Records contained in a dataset
◆ ◆ ◆ ◆ ◆

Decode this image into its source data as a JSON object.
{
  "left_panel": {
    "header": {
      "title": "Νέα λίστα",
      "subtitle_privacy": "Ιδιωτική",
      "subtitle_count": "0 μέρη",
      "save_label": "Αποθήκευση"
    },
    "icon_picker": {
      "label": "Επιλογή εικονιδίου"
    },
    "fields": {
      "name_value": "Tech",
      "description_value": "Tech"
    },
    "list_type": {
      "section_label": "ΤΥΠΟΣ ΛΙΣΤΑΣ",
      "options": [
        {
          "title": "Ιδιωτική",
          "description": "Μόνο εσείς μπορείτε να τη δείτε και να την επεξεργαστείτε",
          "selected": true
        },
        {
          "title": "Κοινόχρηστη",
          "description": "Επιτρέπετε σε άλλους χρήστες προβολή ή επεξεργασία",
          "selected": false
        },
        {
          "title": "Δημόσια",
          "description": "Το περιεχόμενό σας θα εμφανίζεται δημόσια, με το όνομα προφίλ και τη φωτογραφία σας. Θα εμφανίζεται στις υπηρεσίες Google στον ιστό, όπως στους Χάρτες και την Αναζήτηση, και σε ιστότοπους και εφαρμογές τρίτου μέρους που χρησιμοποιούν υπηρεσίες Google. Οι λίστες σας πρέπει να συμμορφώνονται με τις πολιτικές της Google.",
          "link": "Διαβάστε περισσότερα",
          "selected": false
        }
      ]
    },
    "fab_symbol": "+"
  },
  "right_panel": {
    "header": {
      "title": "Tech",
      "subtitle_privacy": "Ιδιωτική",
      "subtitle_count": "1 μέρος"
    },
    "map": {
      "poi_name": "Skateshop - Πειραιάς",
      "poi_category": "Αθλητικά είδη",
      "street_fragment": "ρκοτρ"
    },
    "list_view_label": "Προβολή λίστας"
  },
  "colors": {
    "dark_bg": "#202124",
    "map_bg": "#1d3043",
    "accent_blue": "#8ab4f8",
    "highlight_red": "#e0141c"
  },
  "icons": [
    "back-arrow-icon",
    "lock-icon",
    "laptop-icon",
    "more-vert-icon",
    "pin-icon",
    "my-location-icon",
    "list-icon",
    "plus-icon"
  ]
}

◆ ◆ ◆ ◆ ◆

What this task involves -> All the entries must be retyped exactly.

Expected answer ->
Decode this image into its source data as a JSON object.
{
  "left_panel": {
    "header": {
      "title": "Νέα λίστα",
      "subtitle_privacy": "Ιδιωτική",
      "subtitle_count": "0 μέρη",
      "save_label": "Αποθήκευση"
    },
    "icon_picker": {
      "label": "Επιλογή εικονιδίου"
    },
    "fields": {
      "name_value": "Tech",
      "description_value": "Tech"
    },
    "list_type": {
      "section_label": "ΤΥΠΟΣ ΛΙΣΤΑΣ",
      "options": [
        {
          "title": "Ιδιωτική",
          "description": "Μόνο εσείς μπορείτε να τη δείτε και να την επεξεργαστείτε",
          "selected": true
        },
        {
          "title": "Κοινόχρηστη",
          "description": "Επιτρέπετε σε άλλους χρήστες προβολή ή επεξεργασία",
          "selected": false
        },
        {
          "title": "Δημόσια",
          "description": "Το περιεχόμενό σας θα εμφανίζεται δημόσια, με το όνομα προφίλ και τη φωτογραφία σας. Θα εμφανίζεται στις υπηρεσίες Google στον ιστό, όπως στους Χάρτες και την Αναζήτηση, και σε ιστότοπους και εφαρμογές τρίτου μέρους που χρησιμοποιούν υπηρεσίες Google. Οι λίστες σας πρέπει να συμμορφώνονται με τις πολιτικές της Google.",
          "link": "Διαβάστε περισσότερα",
          "selected": false
        }
      ]
    },
    "fab_symbol": "+"
  },
  "right_panel": {
    "header": {
      "title": "Tech",
      "subtitle_privacy": "Ιδιωτική",
      "subtitle_count": "1 μέρος"
    },
    "map": {
      "poi_name": "Skateshop - Πειραιάς",
      "poi_category": "Αθλητικά είδη",
      "street_fragment": "ρκοτρ"
    },
    "list_view_label": "Προβολή λίστας"
  },
  "colors": {
    "dark_bg": "#202124",
    "map_bg": "#1d3043",
    "accent_blue": "#8ab4f8",
    "highlight_red": "#e0141c"
  },
  "icons": [
    "back-arrow-icon",
    "lock-icon",
    "laptop-icon",
    "more-vert-icon",
    "pin-icon",
    "my-location-icon",
    "list-icon",
    "plus-icon"
  ]
}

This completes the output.